**Exercise aim:** Although the records include pictures, print only the rest, exactly as written.

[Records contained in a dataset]
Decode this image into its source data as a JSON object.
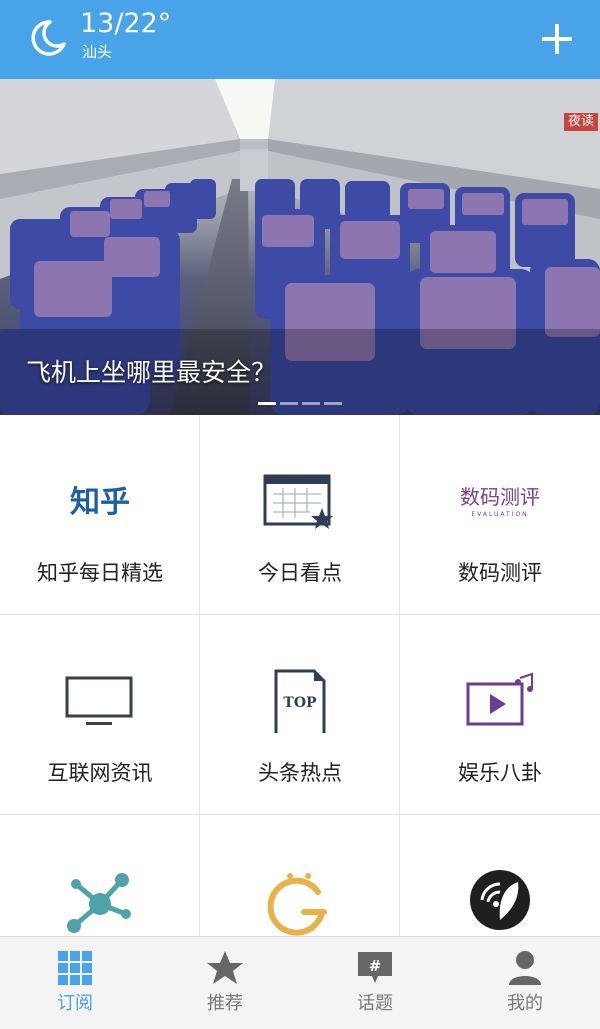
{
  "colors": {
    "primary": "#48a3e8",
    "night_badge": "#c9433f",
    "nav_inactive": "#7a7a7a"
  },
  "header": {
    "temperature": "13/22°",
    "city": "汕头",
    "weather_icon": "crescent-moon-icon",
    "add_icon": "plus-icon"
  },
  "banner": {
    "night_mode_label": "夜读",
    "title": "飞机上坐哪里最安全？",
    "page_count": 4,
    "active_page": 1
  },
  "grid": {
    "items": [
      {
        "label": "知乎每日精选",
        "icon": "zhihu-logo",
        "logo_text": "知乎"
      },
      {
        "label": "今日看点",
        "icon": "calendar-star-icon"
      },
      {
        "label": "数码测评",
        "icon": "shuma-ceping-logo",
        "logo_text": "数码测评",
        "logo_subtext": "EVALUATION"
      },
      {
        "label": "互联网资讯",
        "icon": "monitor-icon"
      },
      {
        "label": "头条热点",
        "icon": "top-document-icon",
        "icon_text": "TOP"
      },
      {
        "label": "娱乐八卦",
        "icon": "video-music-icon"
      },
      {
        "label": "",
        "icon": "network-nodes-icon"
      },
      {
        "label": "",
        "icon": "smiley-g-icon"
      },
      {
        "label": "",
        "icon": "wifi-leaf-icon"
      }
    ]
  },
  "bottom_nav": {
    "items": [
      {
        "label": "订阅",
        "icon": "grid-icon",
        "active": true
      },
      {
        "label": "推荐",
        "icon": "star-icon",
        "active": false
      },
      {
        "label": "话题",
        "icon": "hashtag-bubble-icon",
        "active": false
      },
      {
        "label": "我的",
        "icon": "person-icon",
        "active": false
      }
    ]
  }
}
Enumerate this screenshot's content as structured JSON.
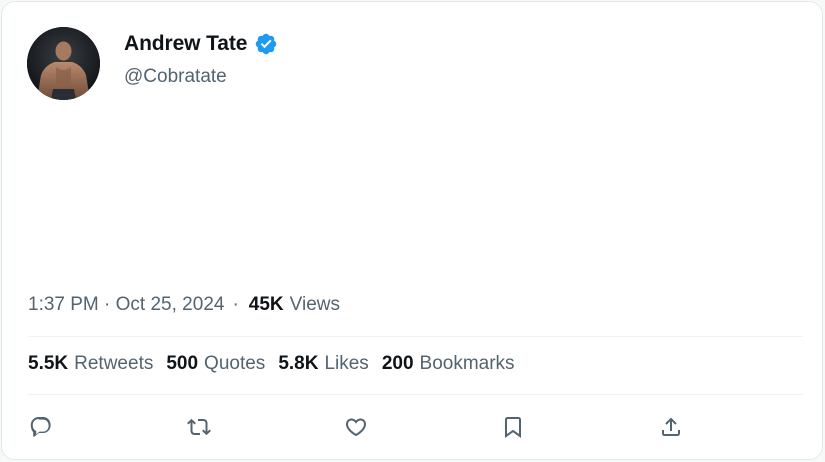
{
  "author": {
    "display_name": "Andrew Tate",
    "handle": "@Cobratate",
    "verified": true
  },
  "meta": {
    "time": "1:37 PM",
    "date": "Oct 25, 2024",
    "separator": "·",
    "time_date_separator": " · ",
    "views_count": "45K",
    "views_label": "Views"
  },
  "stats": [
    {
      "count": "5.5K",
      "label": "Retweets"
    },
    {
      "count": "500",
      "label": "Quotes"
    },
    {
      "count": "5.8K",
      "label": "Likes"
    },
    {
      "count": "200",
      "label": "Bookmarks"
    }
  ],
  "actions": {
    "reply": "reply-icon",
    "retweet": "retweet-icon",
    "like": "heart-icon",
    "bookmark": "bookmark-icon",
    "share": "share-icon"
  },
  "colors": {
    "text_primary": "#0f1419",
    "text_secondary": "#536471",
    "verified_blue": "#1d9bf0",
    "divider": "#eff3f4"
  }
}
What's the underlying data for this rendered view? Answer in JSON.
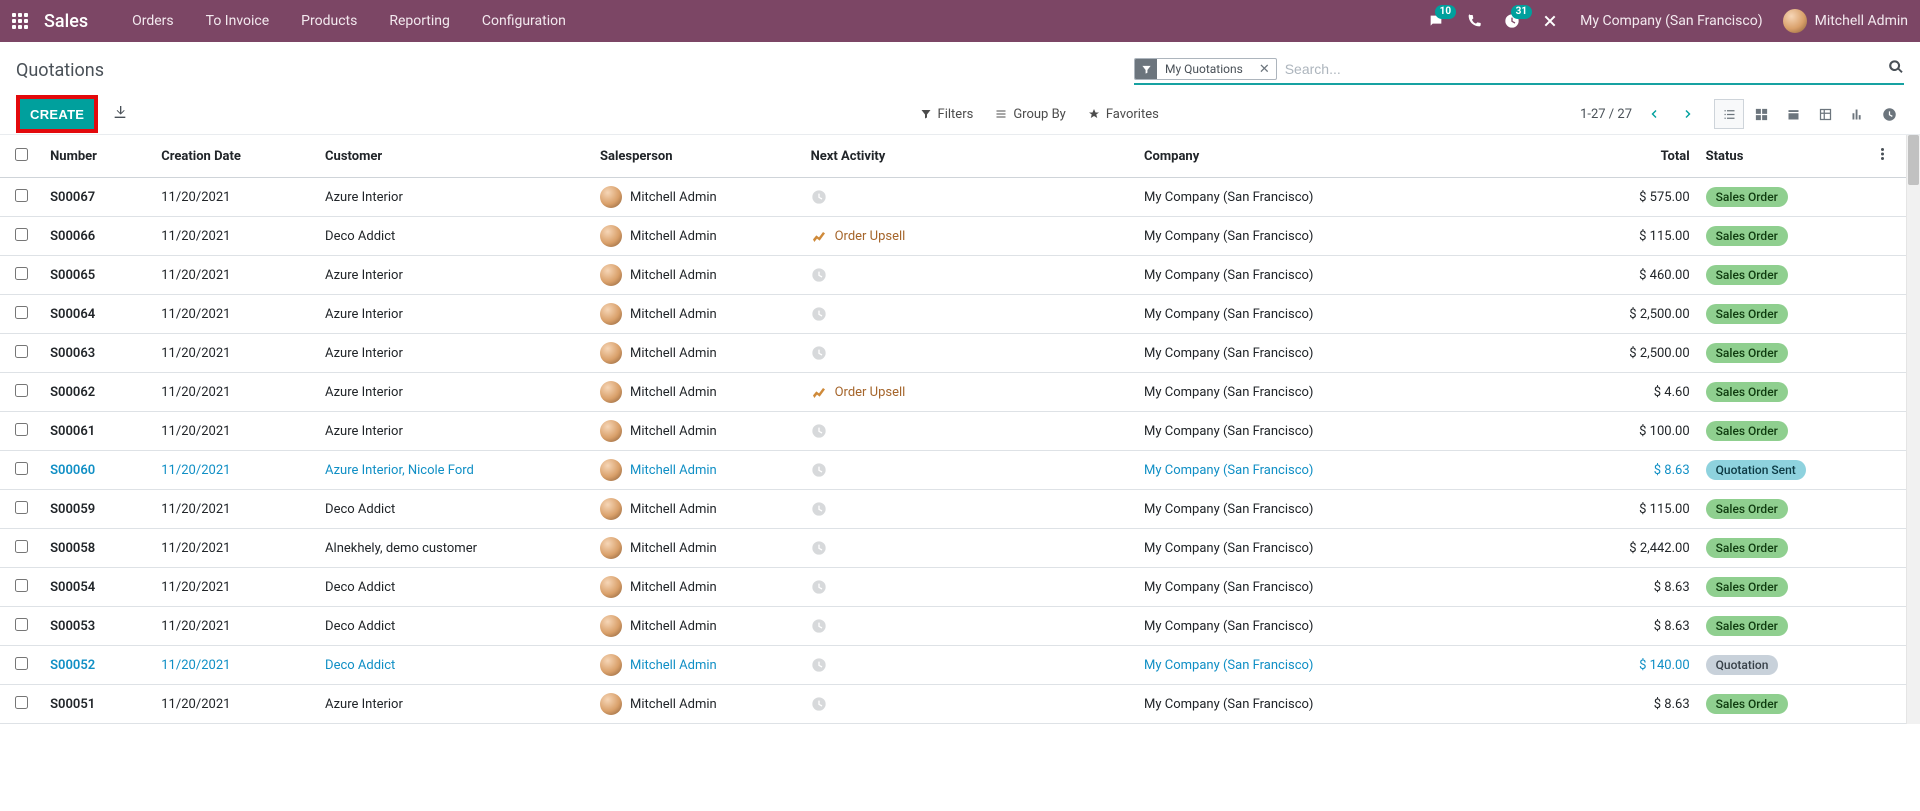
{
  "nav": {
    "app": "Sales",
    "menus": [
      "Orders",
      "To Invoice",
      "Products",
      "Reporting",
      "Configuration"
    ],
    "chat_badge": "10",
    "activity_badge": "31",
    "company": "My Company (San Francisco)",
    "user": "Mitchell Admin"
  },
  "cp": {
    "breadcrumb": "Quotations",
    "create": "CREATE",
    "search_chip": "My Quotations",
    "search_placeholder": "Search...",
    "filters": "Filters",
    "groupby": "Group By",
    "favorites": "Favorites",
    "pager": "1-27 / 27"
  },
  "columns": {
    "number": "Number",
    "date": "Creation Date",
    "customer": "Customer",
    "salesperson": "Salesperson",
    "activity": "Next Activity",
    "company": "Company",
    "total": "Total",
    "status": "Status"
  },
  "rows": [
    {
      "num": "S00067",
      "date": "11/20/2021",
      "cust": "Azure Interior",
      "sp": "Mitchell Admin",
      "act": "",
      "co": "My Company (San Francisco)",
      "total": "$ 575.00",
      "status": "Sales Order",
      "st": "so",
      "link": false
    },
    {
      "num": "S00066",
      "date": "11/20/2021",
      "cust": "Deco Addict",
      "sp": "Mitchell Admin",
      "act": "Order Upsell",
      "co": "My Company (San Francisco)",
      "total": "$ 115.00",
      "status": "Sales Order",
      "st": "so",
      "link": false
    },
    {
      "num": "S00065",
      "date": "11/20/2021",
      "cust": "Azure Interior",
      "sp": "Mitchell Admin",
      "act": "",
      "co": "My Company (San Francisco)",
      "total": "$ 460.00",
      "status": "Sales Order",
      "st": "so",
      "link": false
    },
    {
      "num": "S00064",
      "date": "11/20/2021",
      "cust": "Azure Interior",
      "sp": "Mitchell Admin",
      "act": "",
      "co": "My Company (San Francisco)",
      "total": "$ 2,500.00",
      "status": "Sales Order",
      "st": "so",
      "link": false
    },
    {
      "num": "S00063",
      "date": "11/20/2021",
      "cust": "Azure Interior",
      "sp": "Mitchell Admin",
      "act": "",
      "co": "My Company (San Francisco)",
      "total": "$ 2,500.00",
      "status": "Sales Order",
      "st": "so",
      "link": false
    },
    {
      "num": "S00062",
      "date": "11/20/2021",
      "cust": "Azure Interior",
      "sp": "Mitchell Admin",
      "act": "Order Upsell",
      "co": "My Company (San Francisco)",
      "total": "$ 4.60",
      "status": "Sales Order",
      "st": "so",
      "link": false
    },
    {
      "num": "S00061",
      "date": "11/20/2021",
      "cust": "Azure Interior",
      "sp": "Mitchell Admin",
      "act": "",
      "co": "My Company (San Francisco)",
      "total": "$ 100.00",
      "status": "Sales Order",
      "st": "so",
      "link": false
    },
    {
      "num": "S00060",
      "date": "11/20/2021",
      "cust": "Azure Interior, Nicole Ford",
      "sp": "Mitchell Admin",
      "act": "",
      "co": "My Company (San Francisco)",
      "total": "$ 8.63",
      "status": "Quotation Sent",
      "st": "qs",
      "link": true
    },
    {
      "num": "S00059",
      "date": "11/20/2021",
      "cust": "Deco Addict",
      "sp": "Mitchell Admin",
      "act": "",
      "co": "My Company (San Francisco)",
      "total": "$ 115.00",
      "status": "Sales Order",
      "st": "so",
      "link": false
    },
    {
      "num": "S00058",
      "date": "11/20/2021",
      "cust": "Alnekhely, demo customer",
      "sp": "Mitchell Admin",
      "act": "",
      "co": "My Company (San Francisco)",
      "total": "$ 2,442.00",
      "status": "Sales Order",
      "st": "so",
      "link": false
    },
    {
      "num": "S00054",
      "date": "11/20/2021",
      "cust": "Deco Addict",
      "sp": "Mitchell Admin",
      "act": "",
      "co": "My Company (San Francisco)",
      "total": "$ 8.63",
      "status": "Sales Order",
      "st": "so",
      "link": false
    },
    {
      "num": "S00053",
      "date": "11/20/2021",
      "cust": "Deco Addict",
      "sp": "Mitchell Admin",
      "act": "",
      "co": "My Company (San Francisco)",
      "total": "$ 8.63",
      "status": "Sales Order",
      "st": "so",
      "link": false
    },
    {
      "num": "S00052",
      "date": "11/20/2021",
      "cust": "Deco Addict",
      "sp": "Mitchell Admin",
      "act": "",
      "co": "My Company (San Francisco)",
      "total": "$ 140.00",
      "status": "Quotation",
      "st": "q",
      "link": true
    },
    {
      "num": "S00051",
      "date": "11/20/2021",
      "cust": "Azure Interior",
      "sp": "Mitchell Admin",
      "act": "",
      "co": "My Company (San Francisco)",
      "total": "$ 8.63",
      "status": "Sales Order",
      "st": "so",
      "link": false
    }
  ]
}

**Answer space:**
Decode this image into its source data as a JSON object.
{
  "colors": {
    "primary": "#48a3e8",
    "night_badge": "#c9433f",
    "nav_inactive": "#7a7a7a"
  },
  "header": {
    "temperature": "13/22°",
    "city": "汕头",
    "weather_icon": "crescent-moon-icon",
    "add_icon": "plus-icon"
  },
  "banner": {
    "night_mode_label": "夜读",
    "title": "飞机上坐哪里最安全？",
    "page_count": 4,
    "active_page": 1
  },
  "grid": {
    "items": [
      {
        "label": "知乎每日精选",
        "icon": "zhihu-logo",
        "logo_text": "知乎"
      },
      {
        "label": "今日看点",
        "icon": "calendar-star-icon"
      },
      {
        "label": "数码测评",
        "icon": "shuma-ceping-logo",
        "logo_text": "数码测评",
        "logo_subtext": "EVALUATION"
      },
      {
        "label": "互联网资讯",
        "icon": "monitor-icon"
      },
      {
        "label": "头条热点",
        "icon": "top-document-icon",
        "icon_text": "TOP"
      },
      {
        "label": "娱乐八卦",
        "icon": "video-music-icon"
      },
      {
        "label": "",
        "icon": "network-nodes-icon"
      },
      {
        "label": "",
        "icon": "smiley-g-icon"
      },
      {
        "label": "",
        "icon": "wifi-leaf-icon"
      }
    ]
  },
  "bottom_nav": {
    "items": [
      {
        "label": "订阅",
        "icon": "grid-icon",
        "active": true
      },
      {
        "label": "推荐",
        "icon": "star-icon",
        "active": false
      },
      {
        "label": "话题",
        "icon": "hashtag-bubble-icon",
        "active": false
      },
      {
        "label": "我的",
        "icon": "person-icon",
        "active": false
      }
    ]
  }
}
Enumerate this screenshot's content as structured JSON.
{
  "author": {
    "display_name": "Andrew Tate",
    "handle": "@Cobratate",
    "verified": true
  },
  "meta": {
    "time": "1:37 PM",
    "date": "Oct 25, 2024",
    "separator": "·",
    "time_date_separator": " · ",
    "views_count": "45K",
    "views_label": "Views"
  },
  "stats": [
    {
      "count": "5.5K",
      "label": "Retweets"
    },
    {
      "count": "500",
      "label": "Quotes"
    },
    {
      "count": "5.8K",
      "label": "Likes"
    },
    {
      "count": "200",
      "label": "Bookmarks"
    }
  ],
  "actions": {
    "reply": "reply-icon",
    "retweet": "retweet-icon",
    "like": "heart-icon",
    "bookmark": "bookmark-icon",
    "share": "share-icon"
  },
  "colors": {
    "text_primary": "#0f1419",
    "text_secondary": "#536471",
    "verified_blue": "#1d9bf0",
    "divider": "#eff3f4"
  }
}
What's the underlying data for this rendered view? Answer in JSON.
{
  "nav": {
    "app": "Sales",
    "menus": [
      "Orders",
      "To Invoice",
      "Products",
      "Reporting",
      "Configuration"
    ],
    "chat_badge": "10",
    "activity_badge": "31",
    "company": "My Company (San Francisco)",
    "user": "Mitchell Admin"
  },
  "cp": {
    "breadcrumb": "Quotations",
    "create": "CREATE",
    "search_chip": "My Quotations",
    "search_placeholder": "Search...",
    "filters": "Filters",
    "groupby": "Group By",
    "favorites": "Favorites",
    "pager": "1-27 / 27"
  },
  "columns": {
    "number": "Number",
    "date": "Creation Date",
    "customer": "Customer",
    "salesperson": "Salesperson",
    "activity": "Next Activity",
    "company": "Company",
    "total": "Total",
    "status": "Status"
  },
  "rows": [
    {
      "num": "S00067",
      "date": "11/20/2021",
      "cust": "Azure Interior",
      "sp": "Mitchell Admin",
      "act": "",
      "co": "My Company (San Francisco)",
      "total": "$ 575.00",
      "status": "Sales Order",
      "st": "so",
      "link": false
    },
    {
      "num": "S00066",
      "date": "11/20/2021",
      "cust": "Deco Addict",
      "sp": "Mitchell Admin",
      "act": "Order Upsell",
      "co": "My Company (San Francisco)",
      "total": "$ 115.00",
      "status": "Sales Order",
      "st": "so",
      "link": false
    },
    {
      "num": "S00065",
      "date": "11/20/2021",
      "cust": "Azure Interior",
      "sp": "Mitchell Admin",
      "act": "",
      "co": "My Company (San Francisco)",
      "total": "$ 460.00",
      "status": "Sales Order",
      "st": "so",
      "link": false
    },
    {
      "num": "S00064",
      "date": "11/20/2021",
      "cust": "Azure Interior",
      "sp": "Mitchell Admin",
      "act": "",
      "co": "My Company (San Francisco)",
      "total": "$ 2,500.00",
      "status": "Sales Order",
      "st": "so",
      "link": false
    },
    {
      "num": "S00063",
      "date": "11/20/2021",
      "cust": "Azure Interior",
      "sp": "Mitchell Admin",
      "act": "",
      "co": "My Company (San Francisco)",
      "total": "$ 2,500.00",
      "status": "Sales Order",
      "st": "so",
      "link": false
    },
    {
      "num": "S00062",
      "date": "11/20/2021",
      "cust": "Azure Interior",
      "sp": "Mitchell Admin",
      "act": "Order Upsell",
      "co": "My Company (San Francisco)",
      "total": "$ 4.60",
      "status": "Sales Order",
      "st": "so",
      "link": false
    },
    {
      "num": "S00061",
      "date": "11/20/2021",
      "cust": "Azure Interior",
      "sp": "Mitchell Admin",
      "act": "",
      "co": "My Company (San Francisco)",
      "total": "$ 100.00",
      "status": "Sales Order",
      "st": "so",
      "link": false
    },
    {
      "num": "S00060",
      "date": "11/20/2021",
      "cust": "Azure Interior, Nicole Ford",
      "sp": "Mitchell Admin",
      "act": "",
      "co": "My Company (San Francisco)",
      "total": "$ 8.63",
      "status": "Quotation Sent",
      "st": "qs",
      "link": true
    },
    {
      "num": "S00059",
      "date": "11/20/2021",
      "cust": "Deco Addict",
      "sp": "Mitchell Admin",
      "act": "",
      "co": "My Company (San Francisco)",
      "total": "$ 115.00",
      "status": "Sales Order",
      "st": "so",
      "link": false
    },
    {
      "num": "S00058",
      "date": "11/20/2021",
      "cust": "Alnekhely, demo customer",
      "sp": "Mitchell Admin",
      "act": "",
      "co": "My Company (San Francisco)",
      "total": "$ 2,442.00",
      "status": "Sales Order",
      "st": "so",
      "link": false
    },
    {
      "num": "S00054",
      "date": "11/20/2021",
      "cust": "Deco Addict",
      "sp": "Mitchell Admin",
      "act": "",
      "co": "My Company (San Francisco)",
      "total": "$ 8.63",
      "status": "Sales Order",
      "st": "so",
      "link": false
    },
    {
      "num": "S00053",
      "date": "11/20/2021",
      "cust": "Deco Addict",
      "sp": "Mitchell Admin",
      "act": "",
      "co": "My Company (San Francisco)",
      "total": "$ 8.63",
      "status": "Sales Order",
      "st": "so",
      "link": false
    },
    {
      "num": "S00052",
      "date": "11/20/2021",
      "cust": "Deco Addict",
      "sp": "Mitchell Admin",
      "act": "",
      "co": "My Company (San Francisco)",
      "total": "$ 140.00",
      "status": "Quotation",
      "st": "q",
      "link": true
    },
    {
      "num": "S00051",
      "date": "11/20/2021",
      "cust": "Azure Interior",
      "sp": "Mitchell Admin",
      "act": "",
      "co": "My Company (San Francisco)",
      "total": "$ 8.63",
      "status": "Sales Order",
      "st": "so",
      "link": false
    }
  ]
}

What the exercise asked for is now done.